**What to do:** No line of the records may be dropped; print them all again exactly.

**Records:**
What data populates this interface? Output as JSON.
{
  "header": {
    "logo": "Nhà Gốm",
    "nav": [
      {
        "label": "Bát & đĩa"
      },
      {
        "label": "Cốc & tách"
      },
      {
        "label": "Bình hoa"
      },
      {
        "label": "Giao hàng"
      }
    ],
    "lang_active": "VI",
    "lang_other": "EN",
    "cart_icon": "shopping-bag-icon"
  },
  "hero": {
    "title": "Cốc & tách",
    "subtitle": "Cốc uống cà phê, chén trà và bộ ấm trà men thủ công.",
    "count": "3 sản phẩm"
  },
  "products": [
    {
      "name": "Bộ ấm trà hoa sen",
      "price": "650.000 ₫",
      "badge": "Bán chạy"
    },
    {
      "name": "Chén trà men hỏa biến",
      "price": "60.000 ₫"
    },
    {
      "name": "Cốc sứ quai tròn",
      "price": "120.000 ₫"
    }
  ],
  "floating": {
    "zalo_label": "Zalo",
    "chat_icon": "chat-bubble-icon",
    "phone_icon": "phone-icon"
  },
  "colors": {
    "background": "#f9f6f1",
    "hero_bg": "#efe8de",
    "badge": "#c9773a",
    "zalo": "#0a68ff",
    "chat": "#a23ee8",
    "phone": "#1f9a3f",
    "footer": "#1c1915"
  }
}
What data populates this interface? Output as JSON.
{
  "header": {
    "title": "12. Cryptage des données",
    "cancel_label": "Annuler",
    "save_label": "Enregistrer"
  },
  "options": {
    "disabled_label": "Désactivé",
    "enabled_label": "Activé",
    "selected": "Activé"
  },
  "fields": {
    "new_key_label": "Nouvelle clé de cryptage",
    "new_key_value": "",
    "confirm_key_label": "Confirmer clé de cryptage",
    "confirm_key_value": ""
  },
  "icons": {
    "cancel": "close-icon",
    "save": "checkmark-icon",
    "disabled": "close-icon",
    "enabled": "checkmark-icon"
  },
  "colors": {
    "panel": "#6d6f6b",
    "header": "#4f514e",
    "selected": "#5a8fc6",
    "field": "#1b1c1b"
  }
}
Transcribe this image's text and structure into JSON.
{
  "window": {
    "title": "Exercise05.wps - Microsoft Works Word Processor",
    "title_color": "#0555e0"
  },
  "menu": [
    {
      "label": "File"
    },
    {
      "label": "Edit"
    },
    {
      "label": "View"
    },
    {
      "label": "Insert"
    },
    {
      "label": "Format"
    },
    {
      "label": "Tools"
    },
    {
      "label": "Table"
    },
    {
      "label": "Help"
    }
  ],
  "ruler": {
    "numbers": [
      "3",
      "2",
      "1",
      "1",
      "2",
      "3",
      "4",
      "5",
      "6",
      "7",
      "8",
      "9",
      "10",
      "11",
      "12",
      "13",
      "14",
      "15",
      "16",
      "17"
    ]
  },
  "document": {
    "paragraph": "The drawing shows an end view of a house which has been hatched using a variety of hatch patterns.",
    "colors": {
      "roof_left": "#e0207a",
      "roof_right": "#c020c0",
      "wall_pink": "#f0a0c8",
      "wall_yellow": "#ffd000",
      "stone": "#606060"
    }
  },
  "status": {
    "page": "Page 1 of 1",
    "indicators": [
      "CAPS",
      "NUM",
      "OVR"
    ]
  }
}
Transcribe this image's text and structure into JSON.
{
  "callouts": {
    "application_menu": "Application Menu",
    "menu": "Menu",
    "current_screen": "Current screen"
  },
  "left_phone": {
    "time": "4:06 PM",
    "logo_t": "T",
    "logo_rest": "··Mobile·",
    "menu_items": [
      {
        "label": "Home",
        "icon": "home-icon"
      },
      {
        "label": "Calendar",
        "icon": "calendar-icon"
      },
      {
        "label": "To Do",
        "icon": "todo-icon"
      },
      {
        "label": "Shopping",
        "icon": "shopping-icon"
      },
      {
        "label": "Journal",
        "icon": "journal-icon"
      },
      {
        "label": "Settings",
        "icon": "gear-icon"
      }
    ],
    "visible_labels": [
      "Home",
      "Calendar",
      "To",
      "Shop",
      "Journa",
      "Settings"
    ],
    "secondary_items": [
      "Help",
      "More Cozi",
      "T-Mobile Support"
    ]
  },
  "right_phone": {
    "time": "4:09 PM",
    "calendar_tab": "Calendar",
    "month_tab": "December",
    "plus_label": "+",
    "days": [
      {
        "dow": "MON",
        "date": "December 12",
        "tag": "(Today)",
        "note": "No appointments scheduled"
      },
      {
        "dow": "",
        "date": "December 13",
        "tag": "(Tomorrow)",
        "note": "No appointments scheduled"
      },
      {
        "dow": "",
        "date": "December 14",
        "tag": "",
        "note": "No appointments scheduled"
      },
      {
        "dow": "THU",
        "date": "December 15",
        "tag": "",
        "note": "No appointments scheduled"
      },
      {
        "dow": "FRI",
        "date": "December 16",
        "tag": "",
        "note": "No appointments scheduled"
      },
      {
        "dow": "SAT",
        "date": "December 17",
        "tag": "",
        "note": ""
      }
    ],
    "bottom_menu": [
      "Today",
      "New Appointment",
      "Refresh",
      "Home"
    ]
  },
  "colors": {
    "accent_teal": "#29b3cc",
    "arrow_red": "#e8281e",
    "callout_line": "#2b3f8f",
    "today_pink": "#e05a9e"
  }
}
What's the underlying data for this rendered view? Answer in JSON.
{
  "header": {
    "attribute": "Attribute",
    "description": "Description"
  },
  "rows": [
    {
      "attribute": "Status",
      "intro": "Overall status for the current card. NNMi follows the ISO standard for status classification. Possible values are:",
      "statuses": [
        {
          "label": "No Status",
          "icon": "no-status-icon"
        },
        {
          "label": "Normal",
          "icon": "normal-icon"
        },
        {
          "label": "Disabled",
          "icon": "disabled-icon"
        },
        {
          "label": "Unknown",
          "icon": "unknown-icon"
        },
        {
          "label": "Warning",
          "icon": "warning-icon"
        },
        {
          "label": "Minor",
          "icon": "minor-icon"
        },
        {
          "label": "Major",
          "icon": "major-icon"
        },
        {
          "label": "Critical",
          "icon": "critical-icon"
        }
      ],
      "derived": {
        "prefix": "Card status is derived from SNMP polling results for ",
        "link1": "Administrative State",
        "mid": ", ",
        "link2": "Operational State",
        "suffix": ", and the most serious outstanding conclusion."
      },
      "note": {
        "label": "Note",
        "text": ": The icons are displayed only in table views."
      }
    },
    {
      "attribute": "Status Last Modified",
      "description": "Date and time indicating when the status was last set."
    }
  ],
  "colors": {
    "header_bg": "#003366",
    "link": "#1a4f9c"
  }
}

**Output of the exercise:**
What data populates this interface? Output as JSON.
{
  "header": {
    "logo": "Nhà Gốm",
    "nav": [
      {
        "label": "Bát & đĩa"
      },
      {
        "label": "Cốc & tách"
      },
      {
        "label": "Bình hoa"
      },
      {
        "label": "Giao hàng"
      }
    ],
    "lang_active": "VI",
    "lang_other": "EN",
    "cart_icon": "shopping-bag-icon"
  },
  "hero": {
    "title": "Cốc & tách",
    "subtitle": "Cốc uống cà phê, chén trà và bộ ấm trà men thủ công.",
    "count": "3 sản phẩm"
  },
  "products": [
    {
      "name": "Bộ ấm trà hoa sen",
      "price": "650.000 ₫",
      "badge": "Bán chạy"
    },
    {
      "name": "Chén trà men hỏa biến",
      "price": "60.000 ₫"
    },
    {
      "name": "Cốc sứ quai tròn",
      "price": "120.000 ₫"
    }
  ],
  "floating": {
    "zalo_label": "Zalo",
    "chat_icon": "chat-bubble-icon",
    "phone_icon": "phone-icon"
  },
  "colors": {
    "background": "#f9f6f1",
    "hero_bg": "#efe8de",
    "badge": "#c9773a",
    "zalo": "#0a68ff",
    "chat": "#a23ee8",
    "phone": "#1f9a3f",
    "footer": "#1c1915"
  }
}
What data populates this interface? Output as JSON.
{
  "header": {
    "title": "12. Cryptage des données",
    "cancel_label": "Annuler",
    "save_label": "Enregistrer"
  },
  "options": {
    "disabled_label": "Désactivé",
    "enabled_label": "Activé",
    "selected": "Activé"
  },
  "fields": {
    "new_key_label": "Nouvelle clé de cryptage",
    "new_key_value": "",
    "confirm_key_label": "Confirmer clé de cryptage",
    "confirm_key_value": ""
  },
  "icons": {
    "cancel": "close-icon",
    "save": "checkmark-icon",
    "disabled": "close-icon",
    "enabled": "checkmark-icon"
  },
  "colors": {
    "panel": "#6d6f6b",
    "header": "#4f514e",
    "selected": "#5a8fc6",
    "field": "#1b1c1b"
  }
}
Transcribe this image's text and structure into JSON.
{
  "window": {
    "title": "Exercise05.wps - Microsoft Works Word Processor",
    "title_color": "#0555e0"
  },
  "menu": [
    {
      "label": "File"
    },
    {
      "label": "Edit"
    },
    {
      "label": "View"
    },
    {
      "label": "Insert"
    },
    {
      "label": "Format"
    },
    {
      "label": "Tools"
    },
    {
      "label": "Table"
    },
    {
      "label": "Help"
    }
  ],
  "ruler": {
    "numbers": [
      "3",
      "2",
      "1",
      "1",
      "2",
      "3",
      "4",
      "5",
      "6",
      "7",
      "8",
      "9",
      "10",
      "11",
      "12",
      "13",
      "14",
      "15",
      "16",
      "17"
    ]
  },
  "document": {
    "paragraph": "The drawing shows an end view of a house which has been hatched using a variety of hatch patterns.",
    "colors": {
      "roof_left": "#e0207a",
      "roof_right": "#c020c0",
      "wall_pink": "#f0a0c8",
      "wall_yellow": "#ffd000",
      "stone": "#606060"
    }
  },
  "status": {
    "page": "Page 1 of 1",
    "indicators": [
      "CAPS",
      "NUM",
      "OVR"
    ]
  }
}
Transcribe this image's text and structure into JSON.
{
  "callouts": {
    "application_menu": "Application Menu",
    "menu": "Menu",
    "current_screen": "Current screen"
  },
  "left_phone": {
    "time": "4:06 PM",
    "logo_t": "T",
    "logo_rest": "··Mobile·",
    "menu_items": [
      {
        "label": "Home",
        "icon": "home-icon"
      },
      {
        "label": "Calendar",
        "icon": "calendar-icon"
      },
      {
        "label": "To Do",
        "icon": "todo-icon"
      },
      {
        "label": "Shopping",
        "icon": "shopping-icon"
      },
      {
        "label": "Journal",
        "icon": "journal-icon"
      },
      {
        "label": "Settings",
        "icon": "gear-icon"
      }
    ],
    "visible_labels": [
      "Home",
      "Calendar",
      "To",
      "Shop",
      "Journa",
      "Settings"
    ],
    "secondary_items": [
      "Help",
      "More Cozi",
      "T-Mobile Support"
    ]
  },
  "right_phone": {
    "time": "4:09 PM",
    "calendar_tab": "Calendar",
    "month_tab": "December",
    "plus_label": "+",
    "days": [
      {
        "dow": "MON",
        "date": "December 12",
        "tag": "(Today)",
        "note": "No appointments scheduled"
      },
      {
        "dow": "",
        "date": "December 13",
        "tag": "(Tomorrow)",
        "note": "No appointments scheduled"
      },
      {
        "dow": "",
        "date": "December 14",
        "tag": "",
        "note": "No appointments scheduled"
      },
      {
        "dow": "THU",
        "date": "December 15",
        "tag": "",
        "note": "No appointments scheduled"
      },
      {
        "dow": "FRI",
        "date": "December 16",
        "tag": "",
        "note": "No appointments scheduled"
      },
      {
        "dow": "SAT",
        "date": "December 17",
        "tag": "",
        "note": ""
      }
    ],
    "bottom_menu": [
      "Today",
      "New Appointment",
      "Refresh",
      "Home"
    ]
  },
  "colors": {
    "accent_teal": "#29b3cc",
    "arrow_red": "#e8281e",
    "callout_line": "#2b3f8f",
    "today_pink": "#e05a9e"
  }
}
What's the underlying data for this rendered view? Answer in JSON.
{
  "header": {
    "attribute": "Attribute",
    "description": "Description"
  },
  "rows": [
    {
      "attribute": "Status",
      "intro": "Overall status for the current card. NNMi follows the ISO standard for status classification. Possible values are:",
      "statuses": [
        {
          "label": "No Status",
          "icon": "no-status-icon"
        },
        {
          "label": "Normal",
          "icon": "normal-icon"
        },
        {
          "label": "Disabled",
          "icon": "disabled-icon"
        },
        {
          "label": "Unknown",
          "icon": "unknown-icon"
        },
        {
          "label": "Warning",
          "icon": "warning-icon"
        },
        {
          "label": "Minor",
          "icon": "minor-icon"
        },
        {
          "label": "Major",
          "icon": "major-icon"
        },
        {
          "label": "Critical",
          "icon": "critical-icon"
        }
      ],
      "derived": {
        "prefix": "Card status is derived from SNMP polling results for ",
        "link1": "Administrative State",
        "mid": ", ",
        "link2": "Operational State",
        "suffix": ", and the most serious outstanding conclusion."
      },
      "note": {
        "label": "Note",
        "text": ": The icons are displayed only in table views."
      }
    },
    {
      "attribute": "Status Last Modified",
      "description": "Date and time indicating when the status was last set."
    }
  ],
  "colors": {
    "header_bg": "#003366",
    "link": "#1a4f9c"
  }
}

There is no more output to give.